- What has been your experience with each insurer for claims?
- What is each insurer’s credit rating?
- What happens to coverage if the officer completing the application made a misrepresentation about the company’s business?
- Does the policy have any language covering payment of claims when the company is insolvent?
- How does the policy handle claims of fraud?
- Will the policy respond to regulatory or administrative investigations?
- Are there any important differences between the exclusions in each policy?
If you don’t like the answers to any of these questions, ask your broker if there is room for negotiation on the policy language. Also, you should be aware of risks that may be unique to your industry and ask your broker if language can be added to the policy that is specific to those risks.
How much D&O Insurance should my company get? We all wish there was a simple answer to this one but there isn’t. The usual range for early stage companies is $1 million to $3 million, and this range increases as the company grows. The precise amount of insurance to buy depends on a variety of factors, including the following:
- The minimum amount you need may be specified by an investor (in the Insurance section of an Investors Rights Agreement), key client (in an RFP or service contract), or business partner (in a joint venture or similar agreement).
- Risk factors surrounding your company may suggest that you should buy an amount that is on the higher end of the range. Examples of risk factors include: (a) your industry is heavily regulated, (b) there are stockholders not represented on the Board of Directors who don’t get along with, or are overly critical of, the company, (c) the company’s operations have grown significantly in a short period of time, or (d) the company is expected to have a significant transaction, such as an acquisition, within the next 12 months.

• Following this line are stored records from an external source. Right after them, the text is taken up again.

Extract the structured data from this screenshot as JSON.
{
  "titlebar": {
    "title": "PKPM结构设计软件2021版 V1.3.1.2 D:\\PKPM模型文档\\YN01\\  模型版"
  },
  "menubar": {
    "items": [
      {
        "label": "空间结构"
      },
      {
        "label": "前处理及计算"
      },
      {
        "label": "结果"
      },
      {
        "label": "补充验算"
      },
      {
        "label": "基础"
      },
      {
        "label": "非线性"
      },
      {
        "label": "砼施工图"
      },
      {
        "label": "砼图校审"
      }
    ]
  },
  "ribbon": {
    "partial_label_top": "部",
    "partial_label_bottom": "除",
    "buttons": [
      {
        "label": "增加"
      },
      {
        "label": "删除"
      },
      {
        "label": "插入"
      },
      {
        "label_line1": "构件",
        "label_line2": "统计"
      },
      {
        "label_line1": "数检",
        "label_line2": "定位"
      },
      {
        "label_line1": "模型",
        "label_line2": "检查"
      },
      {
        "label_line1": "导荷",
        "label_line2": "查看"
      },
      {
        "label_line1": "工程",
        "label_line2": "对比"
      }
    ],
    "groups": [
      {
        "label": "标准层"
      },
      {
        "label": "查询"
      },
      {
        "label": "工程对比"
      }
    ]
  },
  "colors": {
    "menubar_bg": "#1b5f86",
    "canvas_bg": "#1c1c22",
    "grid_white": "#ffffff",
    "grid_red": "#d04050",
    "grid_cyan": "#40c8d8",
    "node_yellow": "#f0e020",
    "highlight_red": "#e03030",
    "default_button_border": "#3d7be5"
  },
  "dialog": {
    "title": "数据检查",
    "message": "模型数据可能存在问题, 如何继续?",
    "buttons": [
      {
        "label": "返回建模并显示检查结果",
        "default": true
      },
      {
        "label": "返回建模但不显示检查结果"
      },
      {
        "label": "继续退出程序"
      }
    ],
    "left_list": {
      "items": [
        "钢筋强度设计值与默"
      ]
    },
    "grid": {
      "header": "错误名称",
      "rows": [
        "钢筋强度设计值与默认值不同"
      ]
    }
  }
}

- Benchmarking data provided by your broker, which shows how much insurance other companies are buying, provides guidance on what is typical for your industry. Your broker can also obtain quotes at various limit amounts and retentions/deductibles, so you can compare pricing at different levels.
Ultimately the company will have to decide how much D&O insurance to buy based on the relative risk as weighed against the cost of the policy. The Board of Directors needs to be involved in this decision. Consider scheduling a Board meeting to review insurance and inviting your broker to attend so that the Board can review the quotes obtained by the broker, listen to her or his insight, and ask questions, before making any final decision.
Anything else I should know about D&O insurance? It doesn’t cover everything. It doesn’t cover bodily injury or property damage, which are risks covered in a commercial general liability policy. It doesn’t cover a claim that your company breached a contract. It doesn’t cover in-fighting amongst the company (known as the Insured vs. Insured exclusion), i.e., the company sues a director for breach of loyalty when it alleges that he stole a business opportunity away from the company for his own benefit. Another thing about D&O insurance is that you have to remember you have it and not forget to file a claim when something arises that might be covered. If you delay or forget to consult with your broker about filing a claim, your claim could end up being denied. This is because a D&O policy is a “claims-made” policy, meaning it only responds to claims that are made during the policy term. So if you receive a demand letter and you expected that the matter would “go away” but instead it escalates into full-blown litigation a couple years later, and file an insurance claim at that point, your claim will be denied because the policy that existed when you received the demand letter has long since ended. Put another way, you failed to file the insurance claim when the claim against the company or its directors and officers was first made.
Equipped with the key information about D&O insurance, you’ll be ready for it when it inevitably is raised by an investor, director, client, or strategic partner. Here’s hoping you never need to use it.